A cool, portable and literally manual protractor. <;-)

Seen in *Physics-Astronomy.com* FB page.

Educational
Learning resources for teachers and students

**Hadwiger–Nelson problem** yields to (relatively) amateur mathematician *Aubrey de Grey*.

Image caption: *This 826-vertex graph requires at least five colors to ensure that no two connected vertices are the same shade*. High-res.

All you need is to do a bit of thinking and a certain order when counting. After (and only after) solving it you can check your answer out in this twitter thread, where you can also check that on the Internet there are many people who prefer to blindly ask Google than think by themselves, which eventually leads to big mistakes.

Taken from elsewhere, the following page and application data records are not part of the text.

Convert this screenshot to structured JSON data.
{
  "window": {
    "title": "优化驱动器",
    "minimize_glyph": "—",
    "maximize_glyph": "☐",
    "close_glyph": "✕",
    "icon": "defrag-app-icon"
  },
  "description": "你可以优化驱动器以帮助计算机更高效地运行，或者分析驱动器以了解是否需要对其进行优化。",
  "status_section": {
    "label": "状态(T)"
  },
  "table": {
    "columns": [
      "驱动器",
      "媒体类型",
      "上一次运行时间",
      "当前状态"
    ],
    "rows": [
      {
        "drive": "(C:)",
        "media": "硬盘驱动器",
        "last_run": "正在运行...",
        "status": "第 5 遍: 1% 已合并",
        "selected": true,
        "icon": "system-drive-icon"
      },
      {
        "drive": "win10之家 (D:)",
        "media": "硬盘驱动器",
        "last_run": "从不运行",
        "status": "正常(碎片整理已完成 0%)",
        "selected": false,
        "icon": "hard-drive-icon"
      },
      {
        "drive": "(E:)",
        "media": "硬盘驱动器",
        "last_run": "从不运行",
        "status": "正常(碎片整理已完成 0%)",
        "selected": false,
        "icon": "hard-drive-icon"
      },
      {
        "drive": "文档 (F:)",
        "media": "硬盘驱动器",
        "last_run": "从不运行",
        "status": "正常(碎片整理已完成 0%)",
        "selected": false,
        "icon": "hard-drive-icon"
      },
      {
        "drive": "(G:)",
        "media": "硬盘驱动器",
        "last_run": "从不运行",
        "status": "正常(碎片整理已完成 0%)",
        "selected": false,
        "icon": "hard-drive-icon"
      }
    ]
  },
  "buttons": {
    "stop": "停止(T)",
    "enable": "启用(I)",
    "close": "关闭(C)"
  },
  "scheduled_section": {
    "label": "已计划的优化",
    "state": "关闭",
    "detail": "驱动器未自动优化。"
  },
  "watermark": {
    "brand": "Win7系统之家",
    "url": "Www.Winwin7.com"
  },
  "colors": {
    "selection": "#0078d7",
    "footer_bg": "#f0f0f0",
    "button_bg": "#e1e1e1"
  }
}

1. Vincent van Gogh was born on March 30, 1853, in Holland. He was named after his grandfather and his stillborn brother who died one year before Van Gogh was born.

2. Van Gogh was 27 years old when he painted his first piece.

3. When Van Gogh first began painting, he used peasants as models. He would later paint flowers, landscapes and himself, mostly because he was too poor to pay the models.

4. Van Gogh suffered from temporal lobe epilepsy, a chronic neurological condition characterized by recurrent, unprovoked seizures.

5. In a short period of ten years, Van Gogh made approximately 900 paintings.

6. During one of his seizures, Van Gogh attempted to attack his friend Paul Gauguin with an open razor. This ultimately resulted in Vincent cutting off a piece of his own ear – but not the whole ear as is often rumored.

7. Van Gogh created his most famous work The Starry Night while staying in an asylum in Saint-Remy-de-Provence, France.

8. Vincent Van Gogh visually depicted turbulence, an incredibly complex (and still unsolved) mathematical principle in several paintings during a particularly chaotic time in his life.

9. Vincent shot himself in a wheatfield in Auvers, France, but did not die until 2 days later at the age of 37. His brother Theo, at his side when he died, said that Vincent’s last words were “La tristesse durera toujours” which means “the sadness will last forever.”

10. Vincent only sold one painting during his lifetime and only became famous after his death.

Happy Birthday, Vincent van Gogh.From the TED-Ed Lesson The unexpected math behind Van Gogh’s “Starry Night” – Natalya St. Clair

Animation by Avi Ofer

In order to celebrate Pi Day, we TED-Ed nerds are bringing you 3 fun facts about our favorite irrational number!

1. Pi is infinite! To write it out, you’d begin with 3.14159 and continue on….forever! That’s why, instead of trying to write out an infinite number of digits every time, we just refer to it using the Greek letter, Pi.

2. Pi is an irrational number, or a number that can never be expressed as a ratio of 2 whole numbers.

3. Scientists have used Pi to calculate the density of our entire universe, which has infinitely less stuff in it than the total number of digits in Pi.From the TED-Ed Lesson The infinite life of pi – Reynaldo Lopes

Animation by Igor Coric

This is probably the cutest video I watched in weeks. You won’t get the answer to the question, but will get a nice explanation of why **String Theory** is useful in the way to decipher the deepest secrets of nature.

If you have one hour available, I think this lecture is a good homenage to **Joe Polchinski** who passed away a couple of days ago.

For people interested in this top theoretical physicist, check out e.g.:

– *How will Joe Polchinski be remembered?* (Quora,

– *Memories of a Theoretical Physicist* (ArXiv – PDF)

– *Joe’s Little Book of String* (KITP – PDF) – Graduate level

– *String Theory*, his famous text book (Amazon, Vol1, Vol2) –

Graduate level

**R.I.P.**

A fascinating overlap of apparently far fields, Mathematics and Biology, sometimes through Physics (see e.g. *mathematical biophysics*), sometimes directly through pure mathematics (as it happens in *statistics*, *automata theory* or *algebraic biology*, for example). I suggest this informative wiki entry as a good introduction: **Mathematical and theoretical biology**. All the info about the activities in the links included below:

The year of Mathematical Biology 2018is a joint venture of theEuropean Mathematical Society (EMS)and theEuropean Society for Mathematical and Theoretical Biology (ESMTB). The main objectives are to celebrate the huge increase and importance of applications of mathematics to biology and life sciences in the last years and to foster the feedback loop between life sciences and mathematics for years to come. Applications of mathematics in Biology are completely opening new pathways of interactions and they are a huge source of new mathematical problems.

Lava lamps. The system used by **Cloudflare** to generate random numbers used in turn to encrypt web traffic of their customers, about 10% of the Internet’s traffic.

Intrigued? See also:

- Lavarand (Wikipedia article)
- Google Patents:
*Method for seeding a pseudo-random number generator with a cryptographic hash of a digitization of a chaotic system*